Supporters argue that it will keep the country and its 5 million Muslims secure, and that Muslim activities in France will adhere to the country’s cherished tradition of public secularism.
Yet critics, including many Muslims who consider the religion a part of their French identity, say the government’s latest initiative is another step in institutionalized discrimination that holds the whole community responsible for violent attacks of a few and serves as another barrier in their public lives.
It replaces the French Council of Muslim Faith, a group set up in 2003 by former President Nicolas Sarkozy, then interior minister. The Council served as an interlocutor between the government and religious leaders.
“We must turn the page,” Interior Minister Gerald Darmanin said at the forum’s inaugural meeting Saturday at The Economic, Social and Environmental Council in Paris. “We are restarting relations between the state and the faith (based on) a new form of dialogue that will be more open, more inclusive and more representative of Islam’s diversity in France.”
Islam is the second religion in France, with no single leader and multiple strains represented, from moderate to Salafist with a rigorous interpretation of the religion to outright radical upstarts.

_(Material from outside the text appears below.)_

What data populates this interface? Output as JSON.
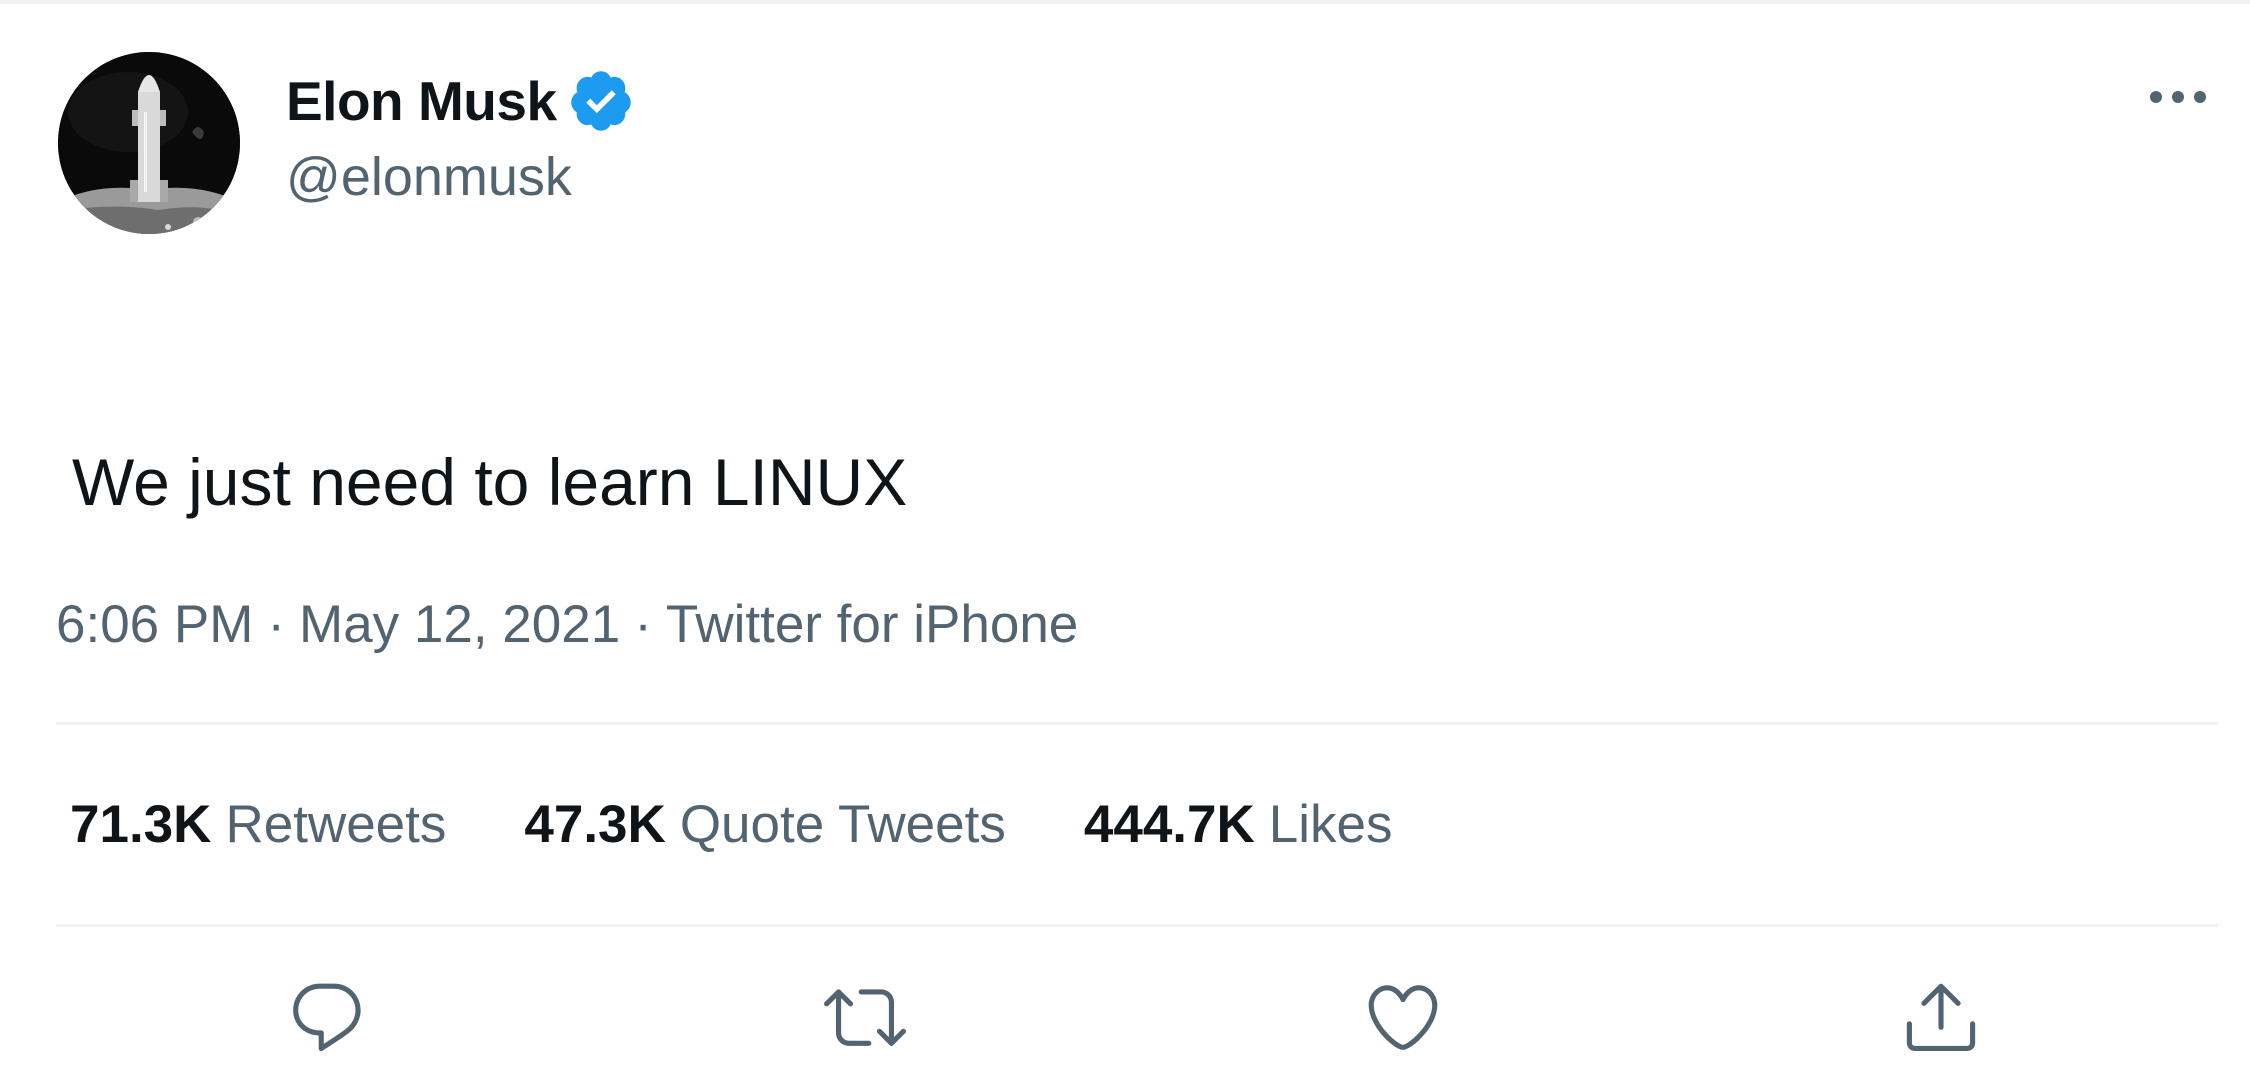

Macron’s project includes measures like training imams in France instead of bringing them in from Turkey, Morocco or Algeria, a plan many in the Muslim community approve of. It also breaks the centralized leadership of clerics.
“A single representative of the Muslim faith, who is a master of all trades, no longer exists,” Darmanin said. Women and men “who draw their legitimacy from their work and expertise in a field” will engage in the dialogue with the state, he explained.
Muslims are divided over the project. Some believers visiting the Grand Mosque of Paris for Friday prayers cautiously welcomed the idea, while others worry it’s going too far in trying to control their faith, or say that the government has singled out Islamic institutions but would not dare suggest such changes to Christian ones.
Hamoud ben Bouzid, a 51-year-old Parisian, was optimistic about Macron’s plan and his effort to include different voices from the Muslim community to show to the wider society its diversity. Members of the clergy “don’t speak for every Muslim citizen” of France, he said.
“We live in a secular country, so why not expand the forum and give voice to many more Muslims in France?” ben Bouzid said. “I would like Muslims to be heard as citizens in this country, not as Muslims. As full citizens.”
Muslims in France have long complained of discrimination in daily life, from being singled out by police for ID checks to discrimination in job searches. Whenever extremist violence hits, by foreign-born attackers or by French-born youth, France’s own Muslims come under suspicion and pressure to denounce violence.
Last year the French parliament approved a law to strengthen oversight of mosques, schools and sports clubs. The government says it was needed to safeguard France from radical Islamists and to promote respect for secularism and women’s rights. The law has been used to shut down multiple mosques and community groups.